  13. 15. IPO An  initial public offering  or  initial purchase offer  ( IPO ), referred to simply as an &quot;offering&quot; or &quot;flotation&quot;, is when a company issues  shares to the public for the first time.
  14. 17. Underwriting The process by which investment bankers raise investment capital from investors on behalf of corporations and governments that are issuing securities (both equity and debt). The word &quot;underwriter&quot; is said to have come from the practice of having each risk-taker write his or her name under the total amount of risk that he or she was willing to accept at a specified premium. In a way, this is still true today, as new issues are usually brought to market by an underwriting syndicate in which each firm takes the responsibility (and risk) of selling its specific allotment.
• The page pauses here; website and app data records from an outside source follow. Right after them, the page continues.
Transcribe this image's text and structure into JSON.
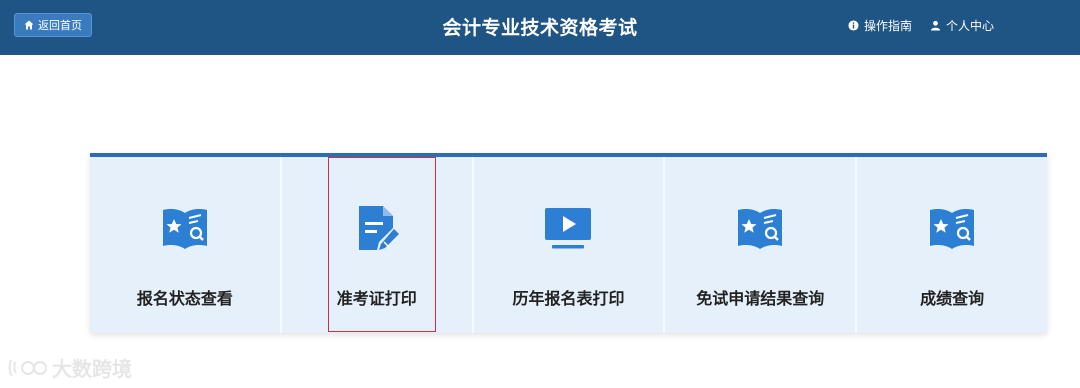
{
  "header": {
    "home_label": "返回首页",
    "title": "会计专业技术资格考试",
    "guide_label": "操作指南",
    "user_label": "个人中心"
  },
  "cards": [
    {
      "label": "报名状态查看",
      "icon": "book-star-search-icon"
    },
    {
      "label": "准考证打印",
      "icon": "document-edit-icon"
    },
    {
      "label": "历年报名表打印",
      "icon": "monitor-play-icon"
    },
    {
      "label": "免试申请结果查询",
      "icon": "book-star-search-icon"
    },
    {
      "label": "成绩查询",
      "icon": "book-star-search-icon"
    }
  ],
  "watermark": "大数跨境",
  "colors": {
    "header_bg": "#1f5584",
    "accent": "#2a6db5",
    "icon_blue": "#2d7fd3",
    "card_bg": "#e6f0fb",
    "highlight_border": "#d0303a"
  }
}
  15. 18. Syndicate of Underwriters If investment banks are hesitant to shoulder all the risk of an offering. Instead, they form a syndicate of underwriters. One underwriter leads the syndicate and the others sell a part of the issue. 
  16. 19. Major Players The major players within the ECMs are large financial institutions such Goldman Sachs, Citigroup and UBS.
  17. 20. Major Players League Tables: Investment Banks: Financial institutions that assists individuals, corporations and governments in raising capital (Unlike commercial banks and  retail banks, investment banks do not take deposits)